No. Not really. And I don't mean this to be callous or ungrateful at all. I just work for a mega-corporation that sells products I'm simply not interested in. The entire scene--the endless rows of cubicles, doing work that almost any grunt with a basic knowledge of html could do, the being part of a corporate machine I don't always respect or agree with--has never really been my thing. In fact, it was the very thing I spent my teens and early twenties stating (rather firmly) that I would never be a part of. So, no, I don't care about my work in that sense.
But I do care about some parts of my work. I love coding. But I want more. I want to do more design, be more involved in the creative process, have greater control over the product I turn out. And there are other things I'm interested in, too. I'm interested in marketing and branding and social media. I'm interested in making things, doing things that help people on a very personal level, that helps to build community (local, global, whatever), that does something to add meaning or value to someone's life. My job doesn't and will never provide that, and that's not to say there's something wrong with my job, but rather, that because my job doesn't really do what I'm interested in, it's probably not the best fit for me.
Knowing this, I think it's okay for me to stop beating myself up over the fact that I'm not feeling fulfilled by my job or satisfied by the kind of work I'm doing. It's okay not to care. That doesn't mean I get a license to blow off my work or be a slacker. What it does mean is that I can stop investing so much in my work emotionally, that I can stop being upset because I'm not a "perfect" employee. I'm not meant to be perfect in this position. It's not what I'm cut out to do, and I can't make myself better suited for the work any more than I can make my job what I want it to be.
The best comparison I have is my ex-boyfriends. While most of my exes were nice guys and, yeah, for the most part we all got along and had some things in common (some more than others), there was always something that didn't click, something that didn't quite fit. And I couldn't be mad at myself for not being a better girlfriend to them, when I just wasn't the right person for them, or them for not being a better boyfriend to me, when they weren't cut out for me either. Neither of us was going to change, and neither of us should have to. We should be allowed to like what we like, be what we are, and walk away from the things in our lives that aren't compatible.
The thing is when the right guy came along, I knew, and I have to believe I'll know when I've found the right job for me in much the same way. And lord knows if I can find someone to spend the rest of my life with, I will be able to find a career I love, too.

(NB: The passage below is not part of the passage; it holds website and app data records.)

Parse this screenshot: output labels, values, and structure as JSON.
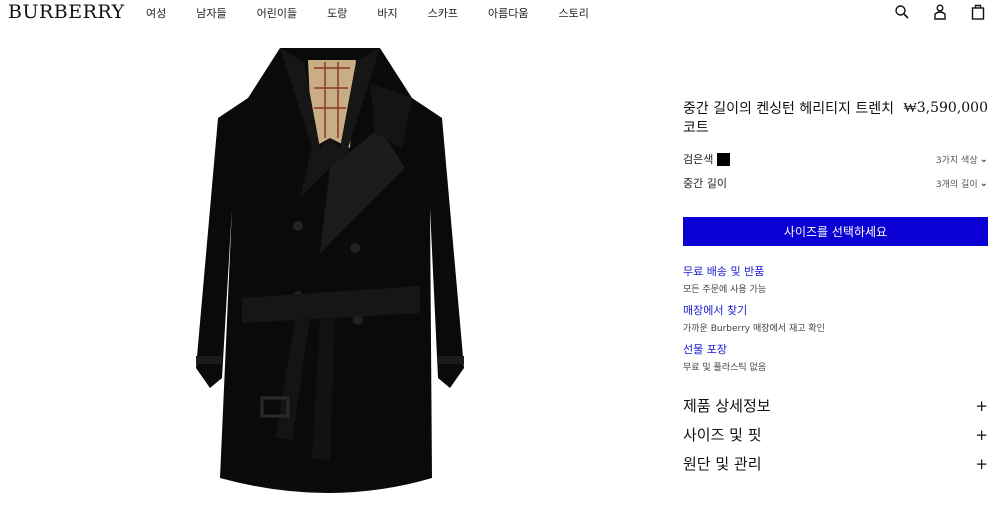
{
  "brand": "BURBERRY",
  "nav": [
    "여성",
    "남자들",
    "어린이들",
    "도랑",
    "바지",
    "스카프",
    "아름다움",
    "스토리"
  ],
  "header_icons": [
    "search-icon",
    "user-icon",
    "shopping-bag-icon"
  ],
  "product": {
    "title": "중간 길이의 켄싱턴 헤리티지 트렌치 코트",
    "price": "₩3,590,000",
    "color_label": "검은색",
    "color_swatch": "#000000",
    "color_options": "3가지 색상",
    "length_label": "중간 길이",
    "length_options": "3개의 길이",
    "select_size": "사이즈를 선택하세요",
    "accent_color": "#0b00d4"
  },
  "services": [
    {
      "title": "무료 배송 및 반품",
      "sub": "모든 주문에 사용 가능"
    },
    {
      "title": "매장에서 찾기",
      "sub": "가까운 Burberry 매장에서 재고 확인"
    },
    {
      "title": "선물 포장",
      "sub": "무료 및 플라스틱 없음"
    }
  ],
  "accordions": [
    {
      "label": "제품 상세정보",
      "icon": "+"
    },
    {
      "label": "사이즈 및 핏",
      "icon": "+"
    },
    {
      "label": "원단 및 관리",
      "icon": "+"
    }
  ]
}
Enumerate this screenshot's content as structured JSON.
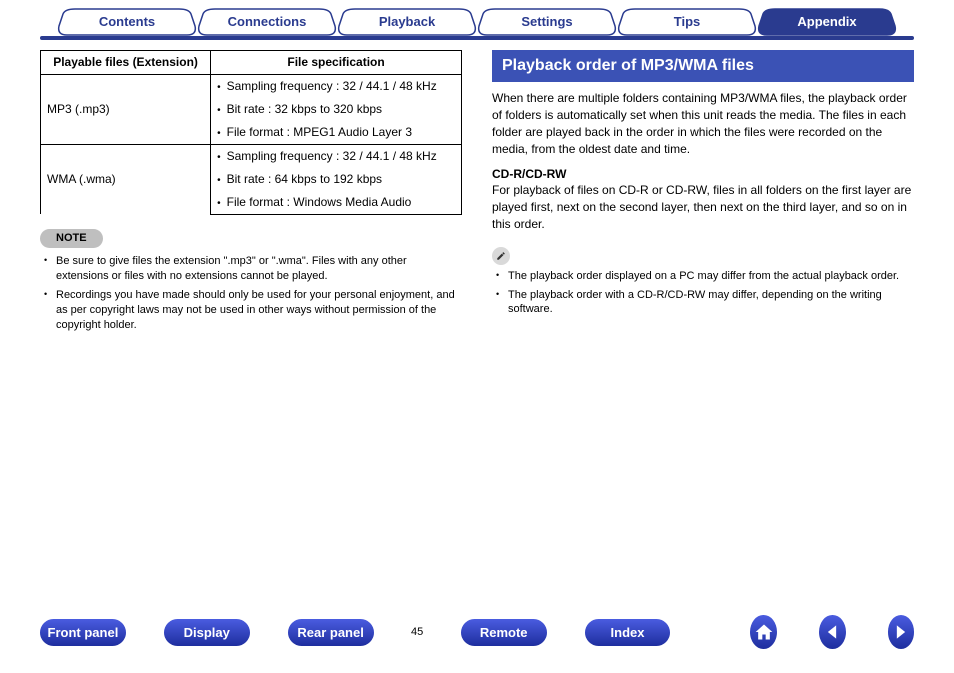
{
  "tabs": {
    "t0": "Contents",
    "t1": "Connections",
    "t2": "Playback",
    "t3": "Settings",
    "t4": "Tips",
    "t5": "Appendix"
  },
  "table": {
    "h1": "Playable files (Extension)",
    "h2": "File specification",
    "r1c1": "MP3 (.mp3)",
    "r1a": "Sampling frequency : 32 / 44.1 / 48 kHz",
    "r1b": "Bit rate : 32 kbps to 320 kbps",
    "r1c": "File format : MPEG1 Audio Layer 3",
    "r2c1": "WMA (.wma)",
    "r2a": "Sampling frequency : 32 / 44.1 / 48 kHz",
    "r2b": "Bit rate : 64 kbps to 192 kbps",
    "r2c": "File format : Windows Media Audio"
  },
  "note": {
    "label": "NOTE",
    "n1": "Be sure to give files the extension \".mp3\" or \".wma\". Files with any other extensions or files with no extensions cannot be played.",
    "n2": "Recordings you have made should only be used for your personal enjoyment, and as per copyright laws may not be used in other ways without permission of the copyright holder."
  },
  "right": {
    "heading": "Playback order of MP3/WMA files",
    "p1": "When there are multiple folders containing MP3/WMA files, the playback order of folders is automatically set when this unit reads the media. The files in each folder are played back in the order in which the files were recorded on the media, from the oldest date and time.",
    "sub": "CD-R/CD-RW",
    "p2": "For playback of files on CD-R or CD-RW, files in all folders on the first layer are played first, next on the second layer, then next on the third layer, and so on in this order.",
    "b1": "The playback order displayed on a PC may differ from the actual playback order.",
    "b2": "The playback order with a CD-R/CD-RW may differ, depending on the writing software."
  },
  "bottom": {
    "b1": "Front panel",
    "b2": "Display",
    "b3": "Rear panel",
    "b4": "Remote",
    "b5": "Index"
  },
  "page": "45"
}
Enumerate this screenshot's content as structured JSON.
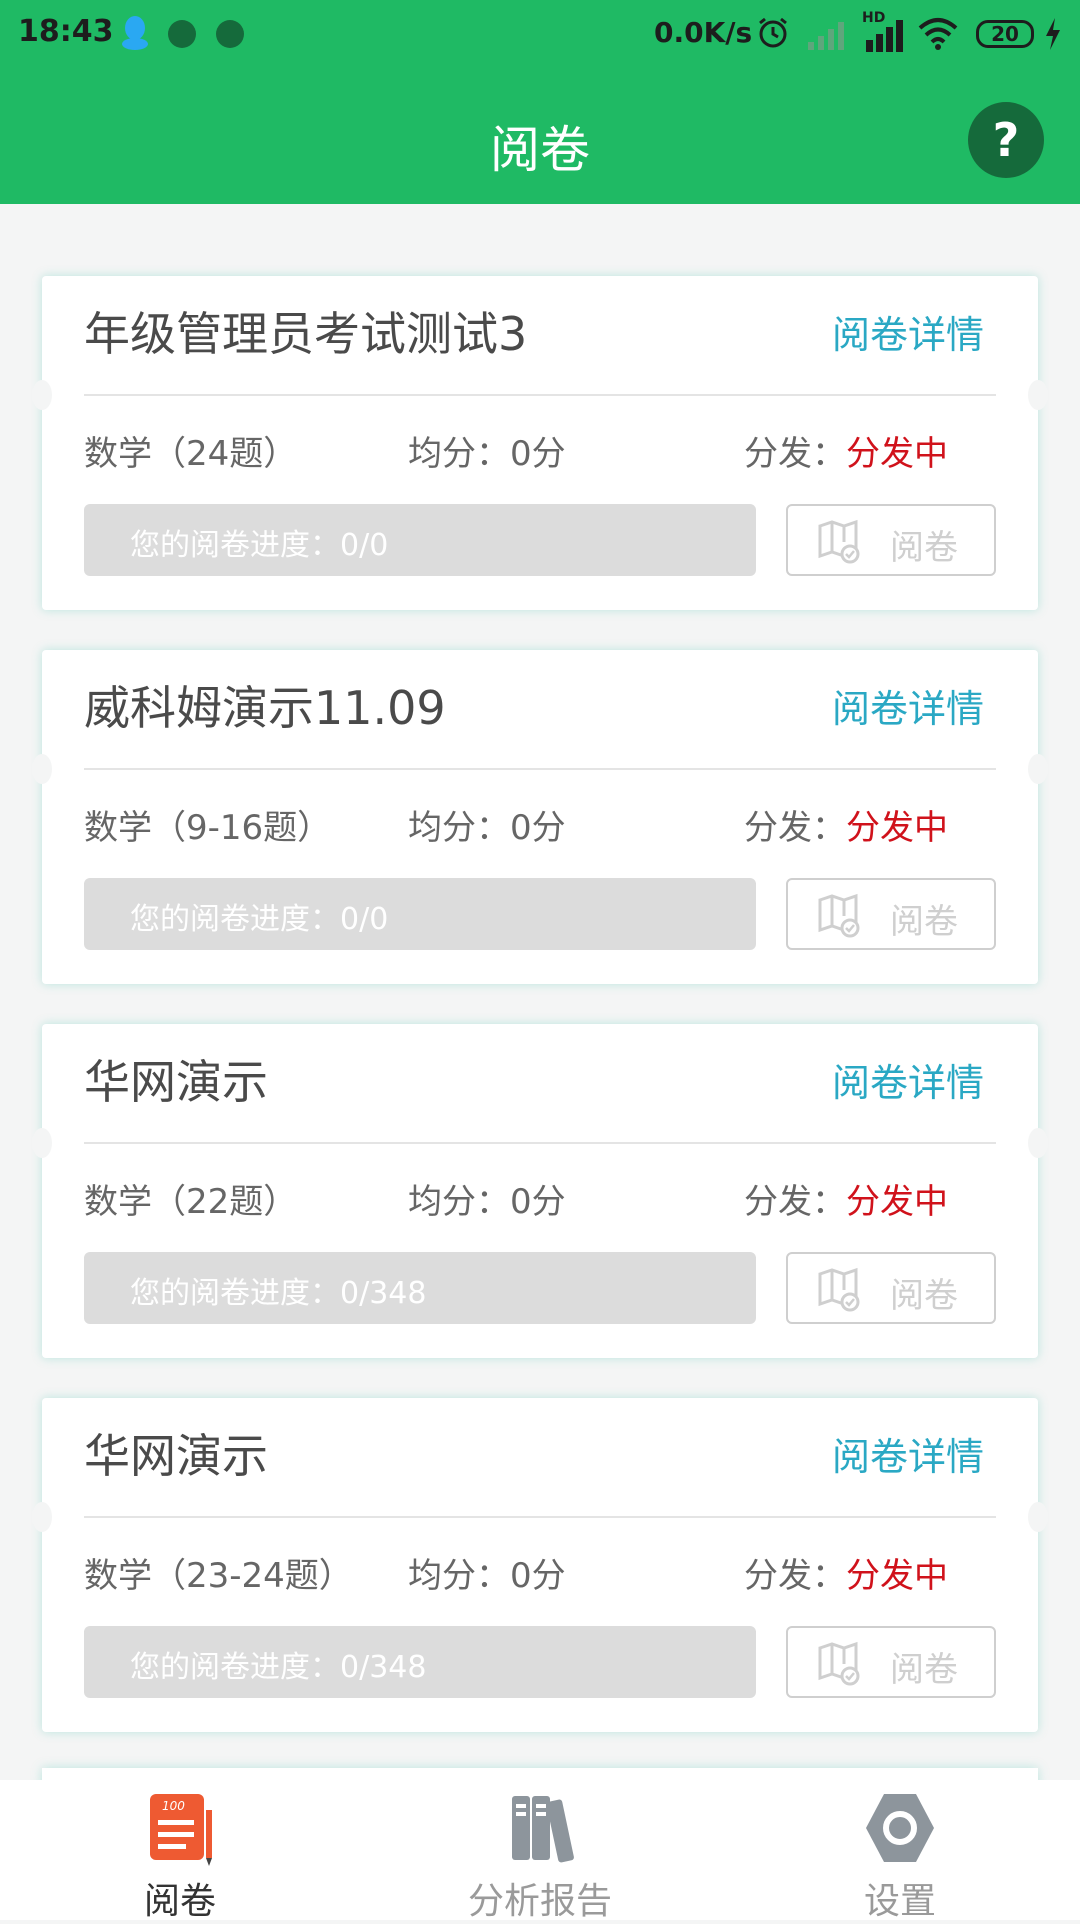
{
  "status_bar": {
    "time": "18:43",
    "net_speed": "0.0K/s",
    "hd": "HD",
    "battery": "20"
  },
  "header": {
    "title": "阅卷",
    "help_label": "?"
  },
  "cards": [
    {
      "title": "年级管理员考试测试3",
      "detail_link": "阅卷详情",
      "subject": "数学（24题）",
      "avg_label": "均分：0分",
      "dist_label": "分发：",
      "dist_status": "分发中",
      "progress_text": "您的阅卷进度：0/0",
      "grade_button": "阅卷"
    },
    {
      "title": "威科姆演示11.09",
      "detail_link": "阅卷详情",
      "subject": "数学（9-16题）",
      "avg_label": "均分：0分",
      "dist_label": "分发：",
      "dist_status": "分发中",
      "progress_text": "您的阅卷进度：0/0",
      "grade_button": "阅卷"
    },
    {
      "title": "华网演示",
      "detail_link": "阅卷详情",
      "subject": "数学（22题）",
      "avg_label": "均分：0分",
      "dist_label": "分发：",
      "dist_status": "分发中",
      "progress_text": "您的阅卷进度：0/348",
      "grade_button": "阅卷"
    },
    {
      "title": "华网演示",
      "detail_link": "阅卷详情",
      "subject": "数学（23-24题）",
      "avg_label": "均分：0分",
      "dist_label": "分发：",
      "dist_status": "分发中",
      "progress_text": "您的阅卷进度：0/348",
      "grade_button": "阅卷"
    }
  ],
  "tabs": [
    {
      "label": "阅卷",
      "icon": "paper-icon",
      "active": true
    },
    {
      "label": "分析报告",
      "icon": "books-icon",
      "active": false
    },
    {
      "label": "设置",
      "icon": "settings-icon",
      "active": false
    }
  ],
  "colors": {
    "brand_green": "#1fba64",
    "dark_green": "#156a3b",
    "link_blue": "#2aa8c4",
    "status_red": "#d0121b",
    "tab_active": "#333333",
    "tab_inactive": "#9a9a9a",
    "tab_icon_active": "#ee5a32"
  }
}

So. The good news is that Kellen is going to be able to graduate early, and in six months, he will be getting a job. Whether that means we will be moving or not, it will definitely mean that I will have an opportunity to look for other work, including work that doesn't pay as well as my current position. I have no intention to quit anytime soon, and, who knows? Something brilliant may open up at my company and I may get shifted into something I love. But. I'm not counting on miracles. So my focus for now is on figuring out what it is I want to do, and how I want to get there. I've already got some ideas about where I want to go in my future, and the things I need to do to prepare.
Of course, that's a second breakthrough that maybe I'll talk about next time. For now, I'll leave you with a pretty fantastic quote from Po Bronson's book, What Should I Do with My Life?
Some people are born into their passions. Some never get them and don't care. But I think if you're really struggling to find it...it's almost certainly for a reason. I think the depth of your struggling is the sign there's something there. Something in you that's trying to get out. People who don't have passions don't struggle.